• [REQUIRED ACTION] Pick out every line in the data below that holds "FINANCE".

[Collected data entries]
# # # # # # #

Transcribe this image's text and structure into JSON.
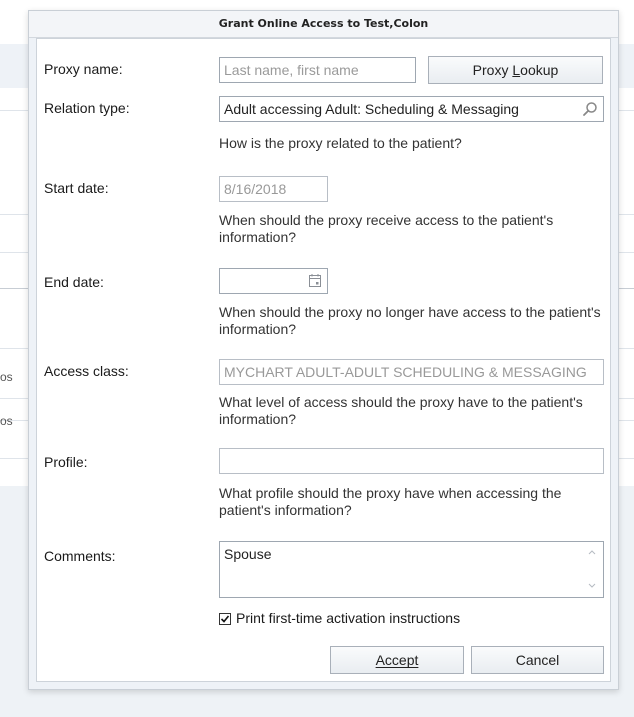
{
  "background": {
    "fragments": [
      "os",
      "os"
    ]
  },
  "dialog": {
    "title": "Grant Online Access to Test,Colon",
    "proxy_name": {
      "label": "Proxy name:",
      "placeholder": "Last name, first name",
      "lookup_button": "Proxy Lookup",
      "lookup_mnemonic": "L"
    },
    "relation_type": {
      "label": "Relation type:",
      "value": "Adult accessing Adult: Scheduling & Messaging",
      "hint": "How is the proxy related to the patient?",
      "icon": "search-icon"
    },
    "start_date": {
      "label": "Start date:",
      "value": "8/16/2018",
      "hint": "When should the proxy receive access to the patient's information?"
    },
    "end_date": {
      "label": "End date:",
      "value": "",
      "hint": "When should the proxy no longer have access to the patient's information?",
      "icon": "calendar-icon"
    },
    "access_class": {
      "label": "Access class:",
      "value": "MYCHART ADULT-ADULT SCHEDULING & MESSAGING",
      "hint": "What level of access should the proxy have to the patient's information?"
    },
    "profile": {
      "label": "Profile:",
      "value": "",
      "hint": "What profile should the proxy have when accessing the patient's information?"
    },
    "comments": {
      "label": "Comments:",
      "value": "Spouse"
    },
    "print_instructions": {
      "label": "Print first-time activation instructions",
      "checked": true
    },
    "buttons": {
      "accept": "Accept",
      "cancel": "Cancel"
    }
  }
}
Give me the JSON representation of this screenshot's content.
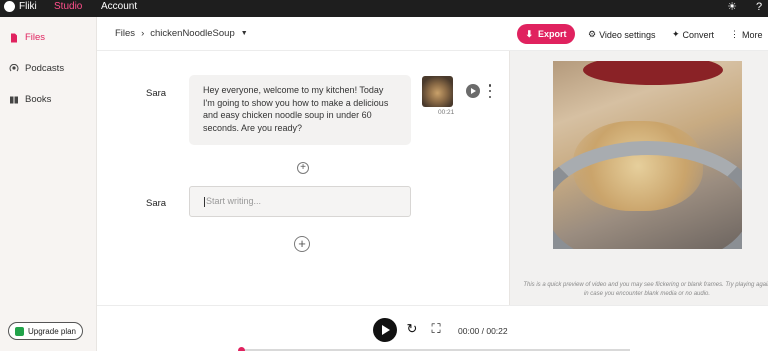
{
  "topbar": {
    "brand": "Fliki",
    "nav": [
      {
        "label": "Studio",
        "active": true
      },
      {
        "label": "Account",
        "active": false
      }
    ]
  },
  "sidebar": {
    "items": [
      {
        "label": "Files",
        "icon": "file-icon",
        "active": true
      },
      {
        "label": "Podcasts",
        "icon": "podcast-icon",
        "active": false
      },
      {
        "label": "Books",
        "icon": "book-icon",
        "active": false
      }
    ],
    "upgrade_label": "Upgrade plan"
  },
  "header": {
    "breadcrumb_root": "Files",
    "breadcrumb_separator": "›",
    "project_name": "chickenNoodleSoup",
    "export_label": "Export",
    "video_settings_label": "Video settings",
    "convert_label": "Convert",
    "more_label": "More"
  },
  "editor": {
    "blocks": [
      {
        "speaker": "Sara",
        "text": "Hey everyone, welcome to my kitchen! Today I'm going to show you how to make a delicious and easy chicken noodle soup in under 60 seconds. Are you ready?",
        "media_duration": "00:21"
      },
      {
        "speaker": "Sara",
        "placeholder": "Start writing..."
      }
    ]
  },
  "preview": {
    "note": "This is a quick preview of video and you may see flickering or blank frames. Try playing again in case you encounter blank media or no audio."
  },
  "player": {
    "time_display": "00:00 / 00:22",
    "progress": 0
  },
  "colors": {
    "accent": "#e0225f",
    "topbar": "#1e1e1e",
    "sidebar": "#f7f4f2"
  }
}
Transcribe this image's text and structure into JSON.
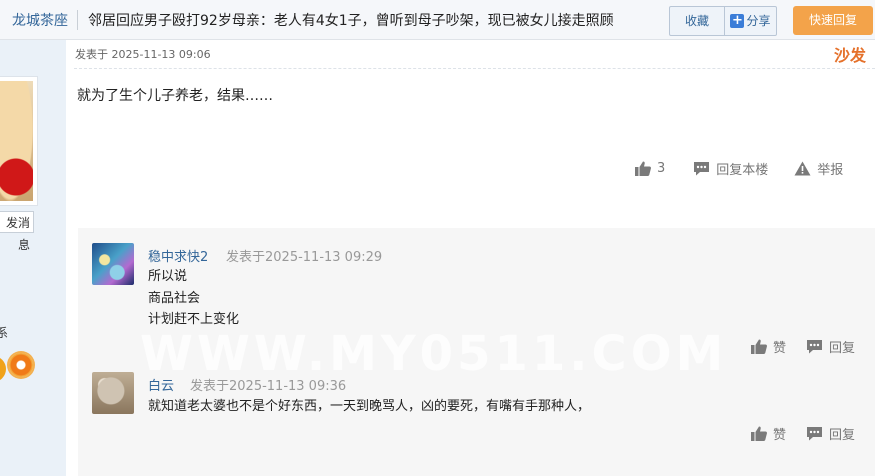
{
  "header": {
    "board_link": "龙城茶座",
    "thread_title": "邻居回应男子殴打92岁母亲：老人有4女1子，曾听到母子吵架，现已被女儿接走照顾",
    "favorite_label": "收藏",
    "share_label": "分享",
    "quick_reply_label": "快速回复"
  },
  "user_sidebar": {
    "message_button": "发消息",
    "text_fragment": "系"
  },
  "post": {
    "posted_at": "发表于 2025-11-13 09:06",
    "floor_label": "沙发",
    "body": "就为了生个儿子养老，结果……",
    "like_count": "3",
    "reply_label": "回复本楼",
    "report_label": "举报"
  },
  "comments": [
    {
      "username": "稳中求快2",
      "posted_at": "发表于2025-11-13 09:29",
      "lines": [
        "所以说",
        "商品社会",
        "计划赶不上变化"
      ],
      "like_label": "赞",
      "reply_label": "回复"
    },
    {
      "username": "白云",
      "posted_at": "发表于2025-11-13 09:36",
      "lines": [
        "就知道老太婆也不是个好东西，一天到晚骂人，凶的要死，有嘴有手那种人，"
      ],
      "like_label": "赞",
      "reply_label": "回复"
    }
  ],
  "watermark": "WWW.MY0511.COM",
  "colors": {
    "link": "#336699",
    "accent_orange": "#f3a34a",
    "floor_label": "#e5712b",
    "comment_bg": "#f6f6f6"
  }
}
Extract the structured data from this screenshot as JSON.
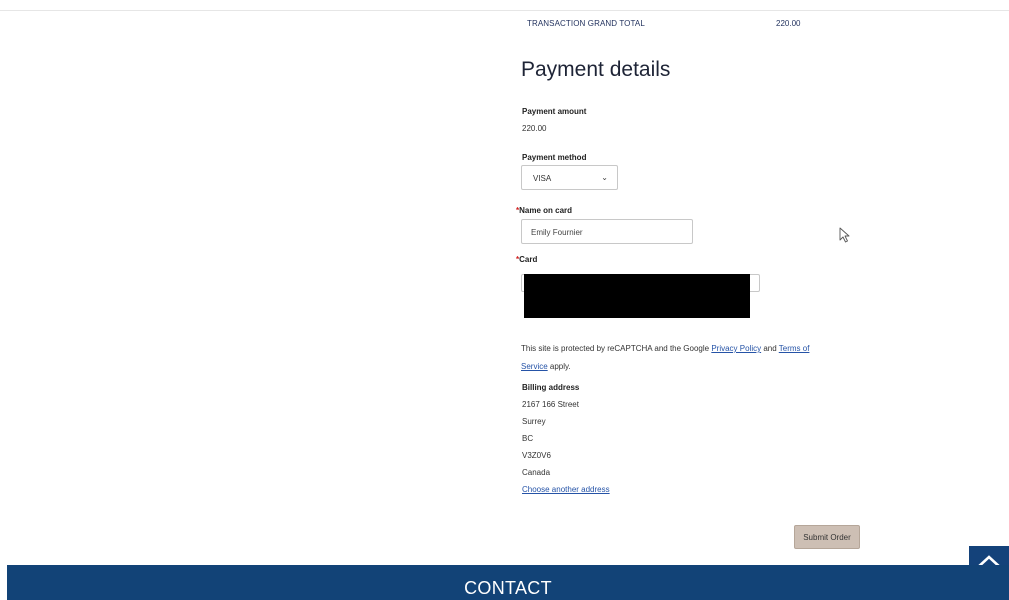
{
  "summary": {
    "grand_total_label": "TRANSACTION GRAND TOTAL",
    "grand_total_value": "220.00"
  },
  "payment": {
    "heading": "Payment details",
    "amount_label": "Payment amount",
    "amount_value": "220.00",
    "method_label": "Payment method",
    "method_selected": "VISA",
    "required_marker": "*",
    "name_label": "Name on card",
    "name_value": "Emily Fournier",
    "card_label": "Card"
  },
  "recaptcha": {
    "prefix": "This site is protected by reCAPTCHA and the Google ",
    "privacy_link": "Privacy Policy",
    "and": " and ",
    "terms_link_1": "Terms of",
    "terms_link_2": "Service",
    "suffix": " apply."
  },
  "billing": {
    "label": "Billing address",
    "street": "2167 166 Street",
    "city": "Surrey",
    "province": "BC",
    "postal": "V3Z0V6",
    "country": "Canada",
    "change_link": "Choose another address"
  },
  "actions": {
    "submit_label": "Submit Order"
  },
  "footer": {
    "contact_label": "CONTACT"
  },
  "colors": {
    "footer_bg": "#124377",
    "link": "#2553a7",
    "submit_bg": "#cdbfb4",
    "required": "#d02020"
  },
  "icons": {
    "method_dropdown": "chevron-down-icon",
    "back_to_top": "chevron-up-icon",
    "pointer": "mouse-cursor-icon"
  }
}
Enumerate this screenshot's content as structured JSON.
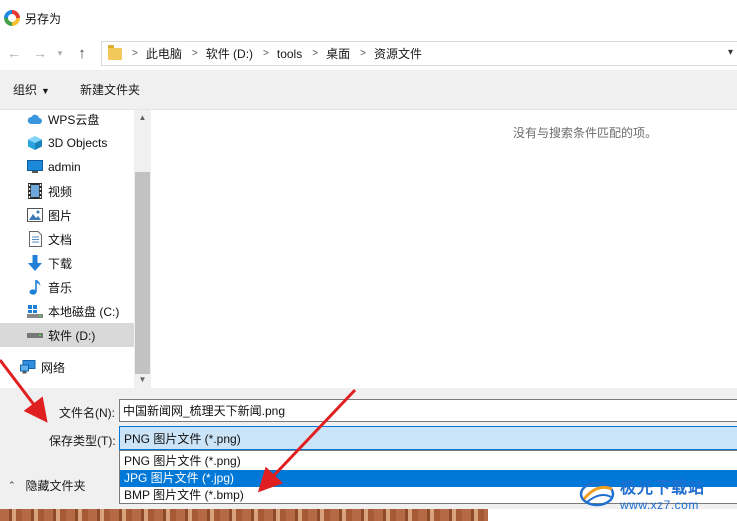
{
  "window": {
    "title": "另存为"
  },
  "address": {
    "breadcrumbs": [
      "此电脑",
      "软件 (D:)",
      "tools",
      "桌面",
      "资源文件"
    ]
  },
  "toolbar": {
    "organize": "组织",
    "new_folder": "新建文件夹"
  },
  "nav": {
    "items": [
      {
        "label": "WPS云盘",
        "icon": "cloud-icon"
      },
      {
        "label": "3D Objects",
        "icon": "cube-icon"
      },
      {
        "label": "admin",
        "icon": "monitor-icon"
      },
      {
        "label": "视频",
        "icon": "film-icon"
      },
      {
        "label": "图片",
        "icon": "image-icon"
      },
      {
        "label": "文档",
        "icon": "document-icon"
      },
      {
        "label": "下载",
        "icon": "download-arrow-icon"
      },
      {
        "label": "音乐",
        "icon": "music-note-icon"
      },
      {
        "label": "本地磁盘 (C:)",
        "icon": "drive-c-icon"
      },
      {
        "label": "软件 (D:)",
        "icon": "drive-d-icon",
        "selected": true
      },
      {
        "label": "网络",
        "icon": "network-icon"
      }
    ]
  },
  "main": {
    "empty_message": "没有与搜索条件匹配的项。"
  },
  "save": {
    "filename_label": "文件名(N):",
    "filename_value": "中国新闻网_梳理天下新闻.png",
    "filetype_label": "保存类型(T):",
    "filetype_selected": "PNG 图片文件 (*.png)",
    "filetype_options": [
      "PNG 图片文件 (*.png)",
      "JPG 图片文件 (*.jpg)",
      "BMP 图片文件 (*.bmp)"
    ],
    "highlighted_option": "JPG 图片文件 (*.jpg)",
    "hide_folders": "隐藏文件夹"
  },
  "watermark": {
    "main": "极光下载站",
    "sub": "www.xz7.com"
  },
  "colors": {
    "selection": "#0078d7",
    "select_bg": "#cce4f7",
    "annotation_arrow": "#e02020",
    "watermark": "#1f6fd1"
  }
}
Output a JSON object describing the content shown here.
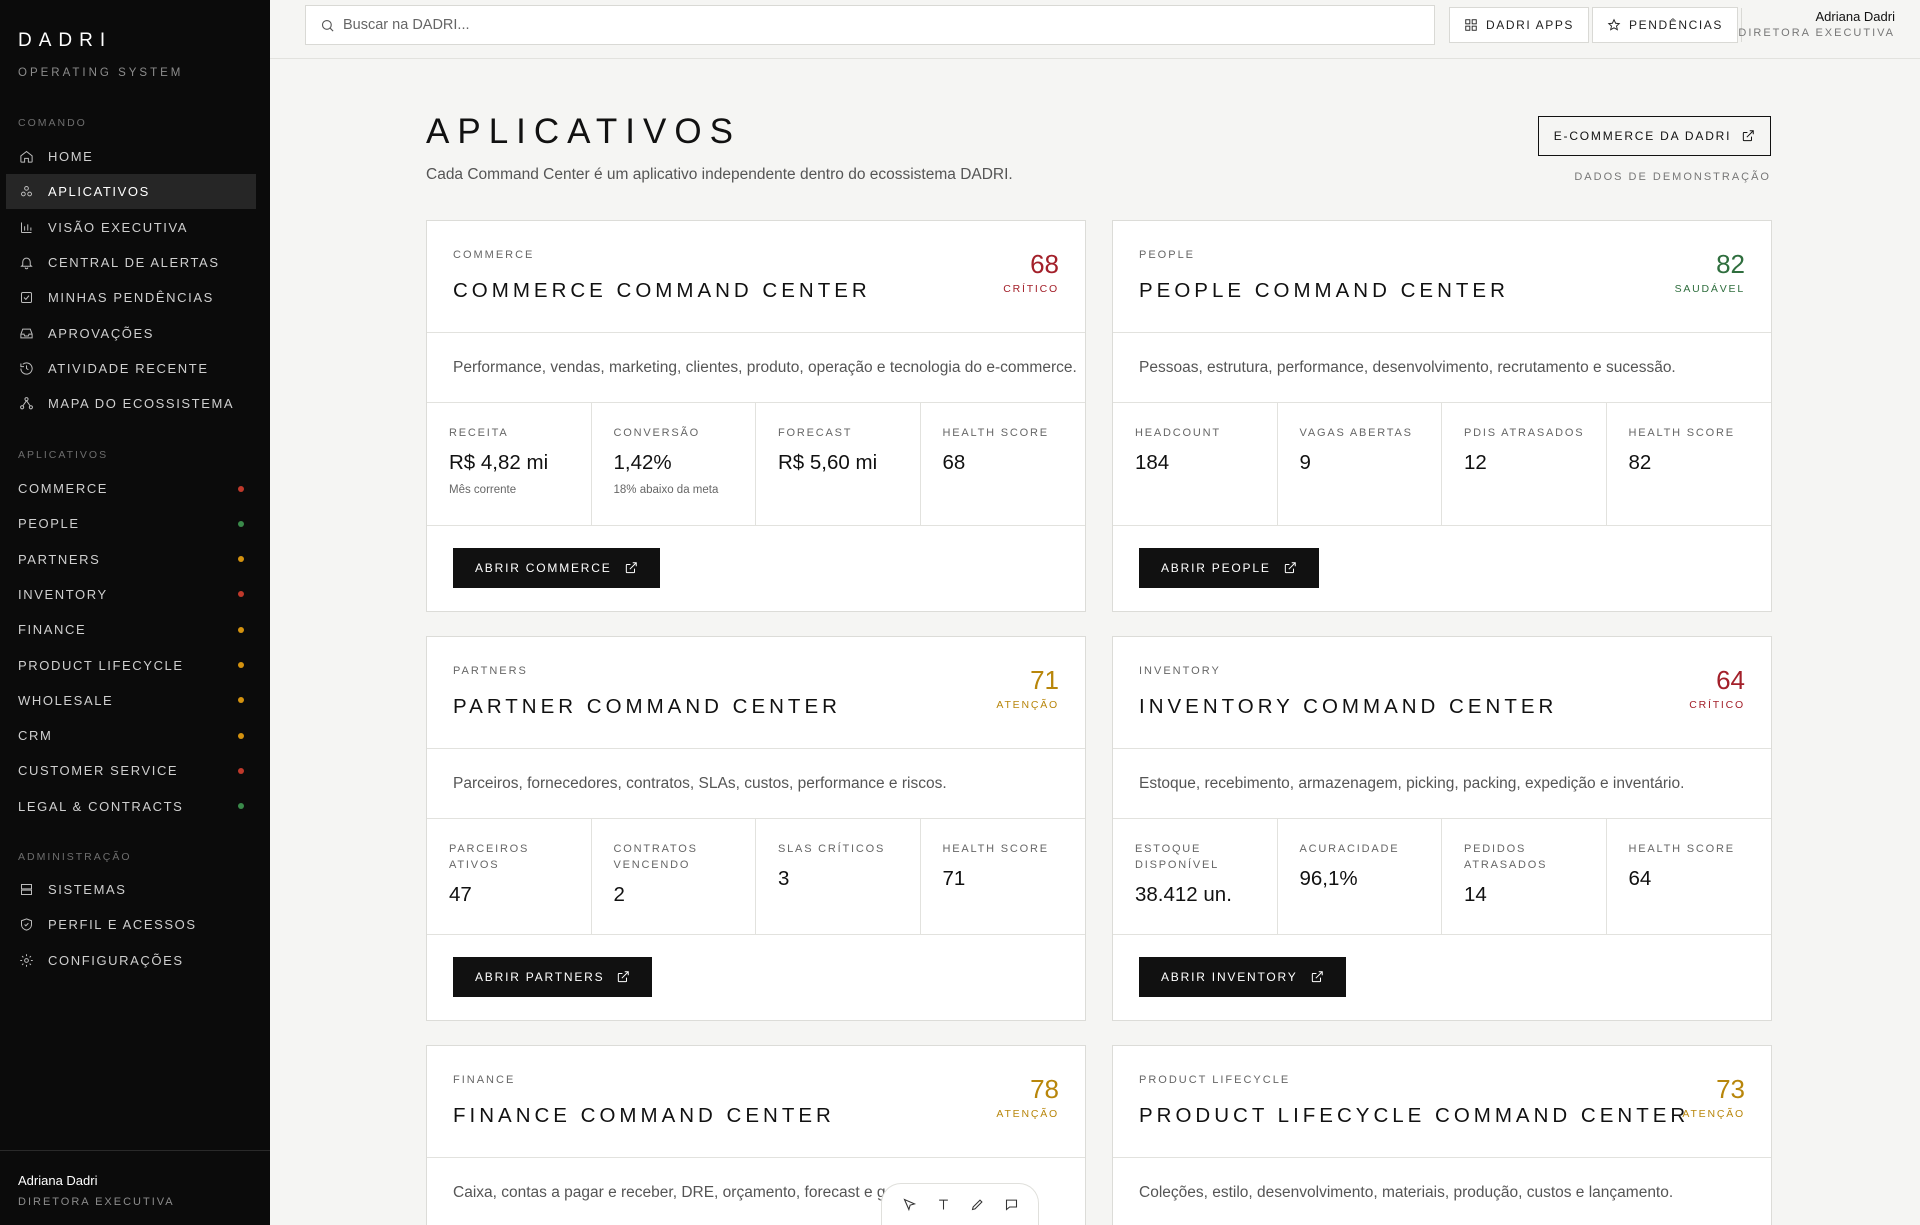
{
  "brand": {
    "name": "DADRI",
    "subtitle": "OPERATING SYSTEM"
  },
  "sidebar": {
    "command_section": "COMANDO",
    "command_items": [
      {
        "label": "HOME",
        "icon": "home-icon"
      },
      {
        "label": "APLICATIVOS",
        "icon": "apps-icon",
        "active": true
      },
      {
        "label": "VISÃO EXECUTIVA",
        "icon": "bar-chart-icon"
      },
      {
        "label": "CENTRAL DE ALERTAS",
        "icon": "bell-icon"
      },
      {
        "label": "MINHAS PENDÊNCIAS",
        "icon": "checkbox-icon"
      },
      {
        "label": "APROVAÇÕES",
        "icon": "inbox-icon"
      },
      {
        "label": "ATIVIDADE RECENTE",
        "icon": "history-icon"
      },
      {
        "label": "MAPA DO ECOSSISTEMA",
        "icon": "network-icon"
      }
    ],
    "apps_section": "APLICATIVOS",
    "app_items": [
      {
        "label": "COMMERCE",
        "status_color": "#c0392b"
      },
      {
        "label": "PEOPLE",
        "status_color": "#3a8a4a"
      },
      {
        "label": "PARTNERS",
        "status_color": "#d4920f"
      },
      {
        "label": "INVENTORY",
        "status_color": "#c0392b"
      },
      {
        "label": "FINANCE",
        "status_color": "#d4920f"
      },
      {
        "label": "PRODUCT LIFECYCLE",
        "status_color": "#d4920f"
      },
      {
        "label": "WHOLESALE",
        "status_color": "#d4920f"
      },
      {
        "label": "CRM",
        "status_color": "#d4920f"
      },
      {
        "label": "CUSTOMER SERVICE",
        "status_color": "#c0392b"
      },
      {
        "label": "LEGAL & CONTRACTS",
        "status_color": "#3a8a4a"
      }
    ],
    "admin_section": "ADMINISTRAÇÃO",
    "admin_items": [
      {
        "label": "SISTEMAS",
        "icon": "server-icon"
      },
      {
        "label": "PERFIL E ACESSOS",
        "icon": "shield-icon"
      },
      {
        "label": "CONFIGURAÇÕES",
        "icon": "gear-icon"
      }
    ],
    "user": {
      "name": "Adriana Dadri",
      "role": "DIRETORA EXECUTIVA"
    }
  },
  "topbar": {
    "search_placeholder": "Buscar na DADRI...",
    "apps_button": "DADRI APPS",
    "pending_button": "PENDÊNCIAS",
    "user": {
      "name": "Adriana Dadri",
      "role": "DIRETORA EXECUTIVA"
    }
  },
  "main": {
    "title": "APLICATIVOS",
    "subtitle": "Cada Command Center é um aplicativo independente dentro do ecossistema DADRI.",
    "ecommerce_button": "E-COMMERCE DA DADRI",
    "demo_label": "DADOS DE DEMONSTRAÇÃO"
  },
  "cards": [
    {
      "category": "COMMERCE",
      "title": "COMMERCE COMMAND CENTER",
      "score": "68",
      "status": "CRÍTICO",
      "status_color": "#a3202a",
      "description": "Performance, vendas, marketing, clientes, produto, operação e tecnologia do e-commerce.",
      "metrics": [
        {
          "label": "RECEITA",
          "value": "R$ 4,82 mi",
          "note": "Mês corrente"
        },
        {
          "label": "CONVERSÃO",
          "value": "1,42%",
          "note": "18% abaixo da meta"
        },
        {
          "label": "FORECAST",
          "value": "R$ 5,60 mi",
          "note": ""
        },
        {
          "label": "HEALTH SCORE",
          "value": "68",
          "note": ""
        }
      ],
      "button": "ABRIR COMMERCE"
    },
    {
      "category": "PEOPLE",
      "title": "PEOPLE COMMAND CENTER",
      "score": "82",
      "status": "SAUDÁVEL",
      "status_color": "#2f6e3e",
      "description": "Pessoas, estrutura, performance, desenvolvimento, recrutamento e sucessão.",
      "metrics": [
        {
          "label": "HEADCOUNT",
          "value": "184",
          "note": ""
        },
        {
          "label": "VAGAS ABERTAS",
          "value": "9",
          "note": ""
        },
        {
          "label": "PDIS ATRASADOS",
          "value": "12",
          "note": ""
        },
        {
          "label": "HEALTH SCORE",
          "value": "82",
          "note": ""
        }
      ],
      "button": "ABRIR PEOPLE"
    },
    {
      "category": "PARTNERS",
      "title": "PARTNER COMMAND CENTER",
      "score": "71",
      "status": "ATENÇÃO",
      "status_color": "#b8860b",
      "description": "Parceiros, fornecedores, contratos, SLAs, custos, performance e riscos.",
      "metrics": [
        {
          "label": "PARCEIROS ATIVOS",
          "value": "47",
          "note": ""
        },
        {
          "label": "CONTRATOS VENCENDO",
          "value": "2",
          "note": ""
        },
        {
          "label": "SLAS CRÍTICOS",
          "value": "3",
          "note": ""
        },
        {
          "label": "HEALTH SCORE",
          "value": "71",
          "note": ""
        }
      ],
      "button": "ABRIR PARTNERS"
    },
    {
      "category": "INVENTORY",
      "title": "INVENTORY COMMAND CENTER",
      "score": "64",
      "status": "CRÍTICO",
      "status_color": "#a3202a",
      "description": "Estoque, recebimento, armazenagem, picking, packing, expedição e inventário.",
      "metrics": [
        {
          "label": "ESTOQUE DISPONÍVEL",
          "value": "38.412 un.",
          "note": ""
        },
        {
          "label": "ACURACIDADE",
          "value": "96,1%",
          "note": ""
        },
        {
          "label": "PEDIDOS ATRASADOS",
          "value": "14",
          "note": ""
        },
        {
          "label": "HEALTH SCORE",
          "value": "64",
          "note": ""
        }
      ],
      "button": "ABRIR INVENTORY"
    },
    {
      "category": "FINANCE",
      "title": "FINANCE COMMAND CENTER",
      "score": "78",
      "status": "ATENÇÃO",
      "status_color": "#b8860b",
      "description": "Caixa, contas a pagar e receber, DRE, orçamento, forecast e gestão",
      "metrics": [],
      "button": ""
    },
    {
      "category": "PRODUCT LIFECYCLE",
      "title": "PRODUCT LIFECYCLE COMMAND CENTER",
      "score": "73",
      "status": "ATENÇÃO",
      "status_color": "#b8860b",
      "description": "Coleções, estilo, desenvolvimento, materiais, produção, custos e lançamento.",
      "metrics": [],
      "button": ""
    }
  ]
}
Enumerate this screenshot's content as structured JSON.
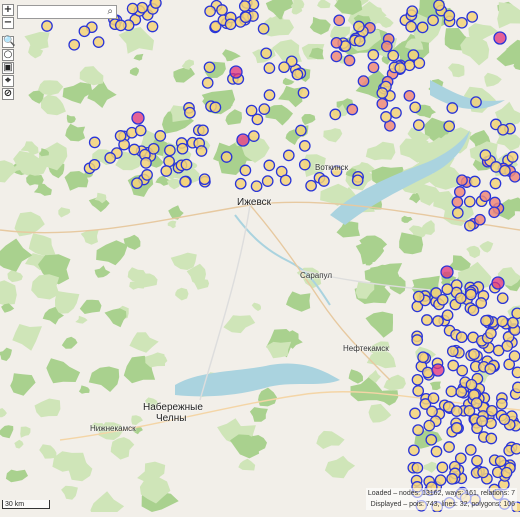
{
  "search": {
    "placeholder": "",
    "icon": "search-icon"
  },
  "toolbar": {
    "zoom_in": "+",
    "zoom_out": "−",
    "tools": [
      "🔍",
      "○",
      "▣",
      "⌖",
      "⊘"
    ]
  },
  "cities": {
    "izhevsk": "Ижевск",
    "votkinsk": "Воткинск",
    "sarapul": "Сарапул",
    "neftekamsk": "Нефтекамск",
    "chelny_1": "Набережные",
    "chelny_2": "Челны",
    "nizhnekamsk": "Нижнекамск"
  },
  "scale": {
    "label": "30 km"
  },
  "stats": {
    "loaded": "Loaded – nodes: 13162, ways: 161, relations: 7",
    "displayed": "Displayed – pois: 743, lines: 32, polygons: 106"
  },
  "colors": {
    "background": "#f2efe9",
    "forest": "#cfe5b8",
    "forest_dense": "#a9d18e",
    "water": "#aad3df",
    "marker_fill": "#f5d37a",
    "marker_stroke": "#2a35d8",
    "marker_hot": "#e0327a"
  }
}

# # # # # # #

• [EXERCISE RESPONSE]
        "label": "FINANCE",
      "category": "FINANCE",
      "title": "FINANCE COMMAND CENTER",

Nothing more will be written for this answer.